A few hours after the Davis interview, Ferguson's picture and a public plea for any information regarding his whereabouts was broadcast on the 6:00 P.M. TV news. Shortly thereafter, the Mesa police received a call from a person who had knowledge of Ferguson. It was approximately 7:00 P.M. by the time this information was relayed to the sheriff's officers investigating the Lorenz murder; the officers were contacted at their homes. These officers went to the sheriff's department and then followed up the telephone tip by interviewing a Mr. Christie in east Phoenix.

Christie told officers that he had a recent telephone number for Ferguson. At the conclusion of the Christie interview, officers contacted the telephone company to determine what address the telephone number served. By this time it was close to 9:00 P.M. Since there were only three sheriff's officers available at this time, two of them were dispatched to stake out the address (a residence) while support personnel from the Phoenix Police Department were requested; by the time support units arrived at the address, it was nearly 10:00 P.M.

Christie was asked to call the number Ferguson had given him to make sure that Ferguson was inside the residence. There was still some doubt regarding Ferguson's whereabouts because Christie told officers he had taken the Fergusons to the bus station and given them money to leave town. Davis also said Ferguson had left town. Confirmation that Ferguson was in the house reached the officers waiting outside about 10:00 P.M. Ferguson was arrested about 10:15 P.M.

To effect the arrest, officers knocked on the front door of the residence, identified themselves, and stated that they were seeking Ferguson. The owner (or renter) of the home, Dave Anthony, told officers that Ferguson was not there; officers entered and found Ferguson and his wife hiding behind a baby crib in a dark bedroom.

Arizona has two statutes which in relevant part provide:

§ 13-1403. Arrest by officer without warrant

A peace officer may, without a warrant, arrest a person:

1. When he has probable cause to believe that a felony has been committed and probable cause to believe the person to be arrested has committed the felony.

§ 13-1411. Right of officer to break into building

An officer, in order to make an arrest...

To continue reading

Request your trial
24 cases
  • State v. Edwards
    • United States
    • Arizona Supreme Court
    • March 27, 1979
    ...right to an attorney during custodial interrogation.

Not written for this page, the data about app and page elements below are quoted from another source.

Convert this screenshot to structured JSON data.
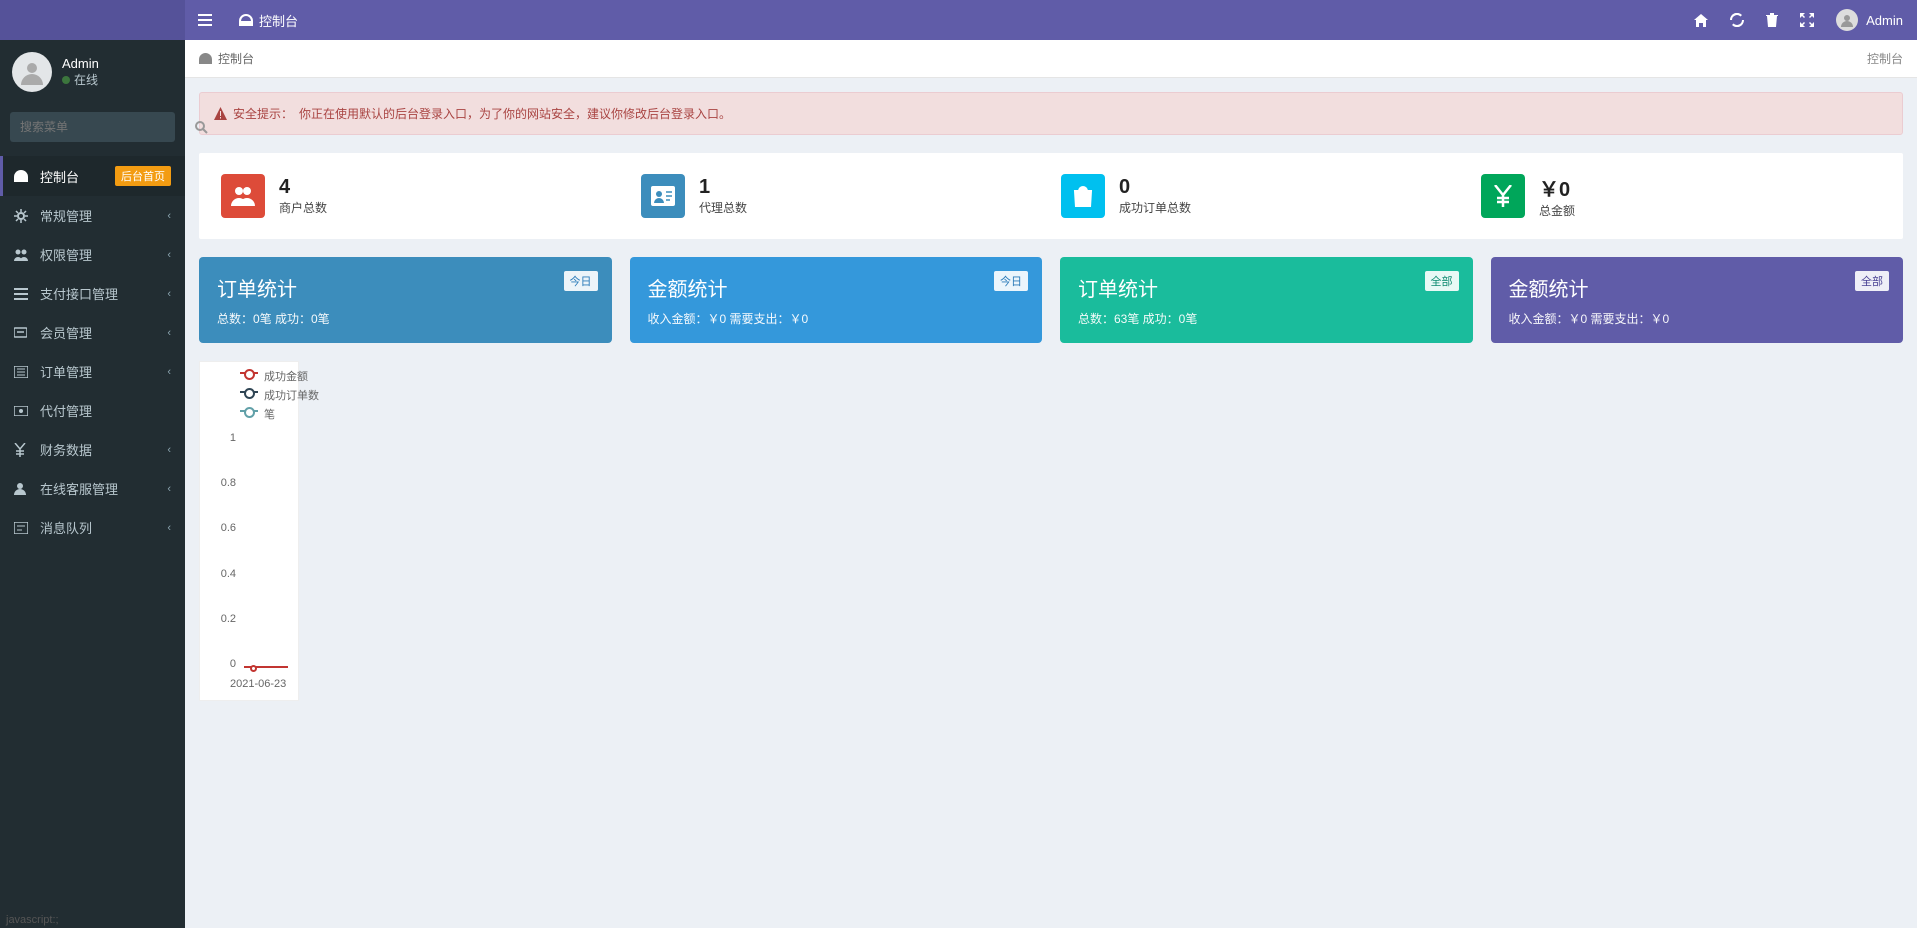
{
  "header": {
    "tab_label": "控制台",
    "user_name": "Admin"
  },
  "sidebar": {
    "user": {
      "name": "Admin",
      "status": "在线"
    },
    "search_placeholder": "搜索菜单",
    "items": [
      {
        "label": "控制台",
        "badge": "后台首页",
        "active": true
      },
      {
        "label": "常规管理"
      },
      {
        "label": "权限管理"
      },
      {
        "label": "支付接口管理"
      },
      {
        "label": "会员管理"
      },
      {
        "label": "订单管理"
      },
      {
        "label": "代付管理"
      },
      {
        "label": "财务数据"
      },
      {
        "label": "在线客服管理"
      },
      {
        "label": "消息队列"
      }
    ]
  },
  "breadcrumb": {
    "left": "控制台",
    "right": "控制台"
  },
  "alert": {
    "prefix": "安全提示：",
    "text": "你正在使用默认的后台登录入口，为了你的网站安全，建议你修改后台登录入口。"
  },
  "stats": [
    {
      "value": "4",
      "label": "商户总数"
    },
    {
      "value": "1",
      "label": "代理总数"
    },
    {
      "value": "0",
      "label": "成功订单总数"
    },
    {
      "value": "￥0",
      "label": "总金额"
    }
  ],
  "summary": [
    {
      "title": "订单统计",
      "detail": "总数：0笔 成功：0笔",
      "tag": "今日"
    },
    {
      "title": "金额统计",
      "detail": "收入金额：￥0 需要支出：￥0",
      "tag": "今日"
    },
    {
      "title": "订单统计",
      "detail": "总数：63笔 成功：0笔",
      "tag": "全部"
    },
    {
      "title": "金额统计",
      "detail": "收入金额：￥0 需要支出：￥0",
      "tag": "全部"
    }
  ],
  "chart_data": {
    "type": "line",
    "series": [
      {
        "name": "成功金额",
        "values": [
          0
        ]
      },
      {
        "name": "成功订单数",
        "values": [
          0
        ]
      },
      {
        "name": "笔",
        "values": [
          0
        ]
      }
    ],
    "categories": [
      "2021-06-23"
    ],
    "xlabel": "",
    "ylabel": "",
    "ylim": [
      0,
      1
    ],
    "yticks": [
      "1",
      "0.8",
      "0.6",
      "0.4",
      "0.2",
      "0"
    ]
  },
  "status": "javascript:;"
}
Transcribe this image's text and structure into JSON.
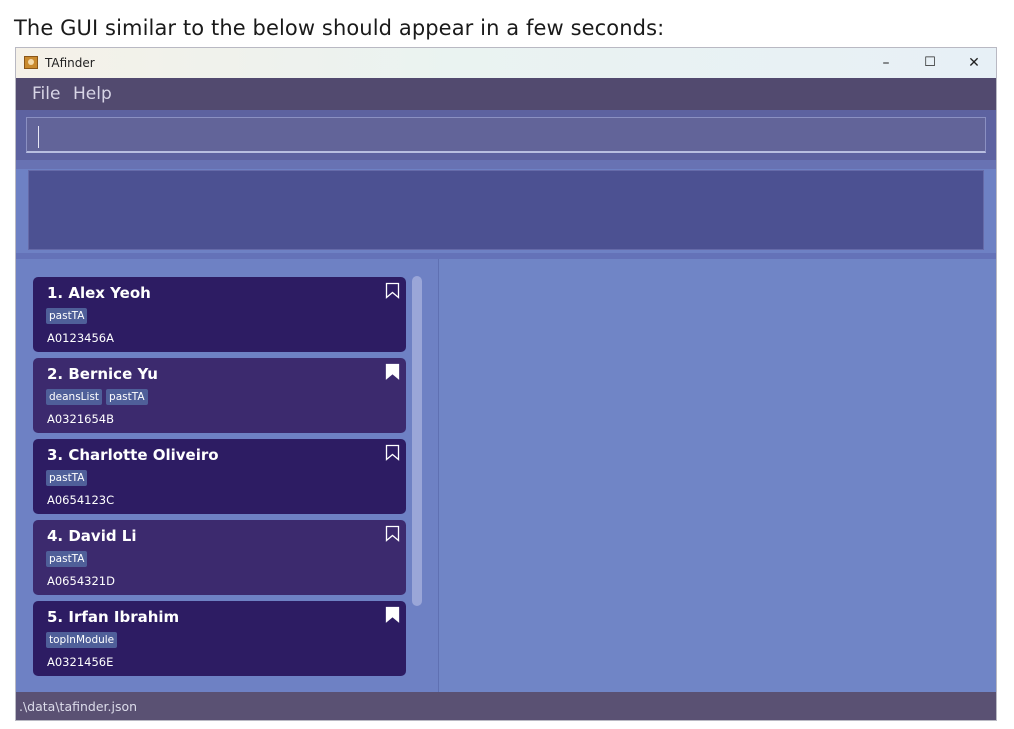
{
  "caption": "The GUI similar to the below should appear in a few seconds:",
  "window": {
    "title": "TAfinder",
    "controls": {
      "minimize": "–",
      "maximize": "☐",
      "close": "✕"
    }
  },
  "menu": [
    "File",
    "Help"
  ],
  "command": {
    "value": "",
    "placeholder": ""
  },
  "result": {
    "text": ""
  },
  "persons": [
    {
      "index_name": "1.  Alex Yeoh",
      "tags": [
        "pastTA"
      ],
      "id": "A0123456A",
      "bookmarked": false
    },
    {
      "index_name": "2.  Bernice Yu",
      "tags": [
        "deansList",
        "pastTA"
      ],
      "id": "A0321654B",
      "bookmarked": true
    },
    {
      "index_name": "3.  Charlotte Oliveiro",
      "tags": [
        "pastTA"
      ],
      "id": "A0654123C",
      "bookmarked": false
    },
    {
      "index_name": "4.  David Li",
      "tags": [
        "pastTA"
      ],
      "id": "A0654321D",
      "bookmarked": false
    },
    {
      "index_name": "5.  Irfan Ibrahim",
      "tags": [
        "topInModule"
      ],
      "id": "A0321456E",
      "bookmarked": true
    }
  ],
  "status": {
    "path": ".\\data\\tafinder.json"
  },
  "colors": {
    "card_dark": "#2d1c63",
    "card_light": "#3c2a6e",
    "tag": "#4f5f99",
    "pane": "#6e81c4",
    "menubar": "#524a6f"
  },
  "icons": {
    "bookmark": "bookmark-icon",
    "app": "app-icon"
  }
}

See, e. g., State v. Hall, 120 Ariz. 476, 586 P.2d 1288 (1978); State v. Ferguson, 119 Ariz. 55, 579 P.2d 559 (1978); State v. Arnett, 119 Ariz. 38, 579 P.2d 542 (1978); State v. Ramirez, 116 Ariz. 259, 569 P.2d 201 (1977); State v. Hatto......
  • Matthews v. Indus. Comm'n of Ariz.
    • United States
    • Arizona Supreme Court
    • November 23, 2022
    ... ... DISCUSSION 16 A challenge to a statute's constitutionality presents a question of law, which we review de novo. State v. Hansen , 215 Ariz. 287, 289 6, 160 P.3d 166 (2007). I. ARTICLE 18, SECTION 8 OF THE ARIZONA CONSTITUTION A. 17 Article 18, section 8 ... ...
  • Weddle v. State
    • United States
    • Wyoming Supreme Court
    • December 16, 1980
    ...385 (1970); State v. Rubert, 46 Or.App. 843, 612 P.2d 771 (1980); State v. Fauver, Hawaii App., 612 P.2d 119 (1980); State v. Ferguson, 119 Ariz. 55, 579 P.2d 559 (1978); Howard v. State, Tenn.Cr.App., 599 S.W.2d 280 (1980); People v. Baca, Colo., 600 P.2d 770 (1979); People v. Sakalas, 85 ......
  • Williams v. State
    • United States
    • Florida District Court of Appeals
    • March 31, 1981
    ...is a likelihood that the suspect will escape if the entry is not made, 'exigent circumstances' exist." Id. at 240. In State v. Ferguson, 119 Ariz. 55, 579 P.2d 559 (1978) the court found exigent circumstances where the person sought to be arrested was believed to be armed and dangerous, his......
  • Request a trial to view additional results

VLEX uses login cookies to provide you with a better browsing experience. If you click on 'Accept' or continue browsing this site we consider that you accept our cookie policy. ACCEPT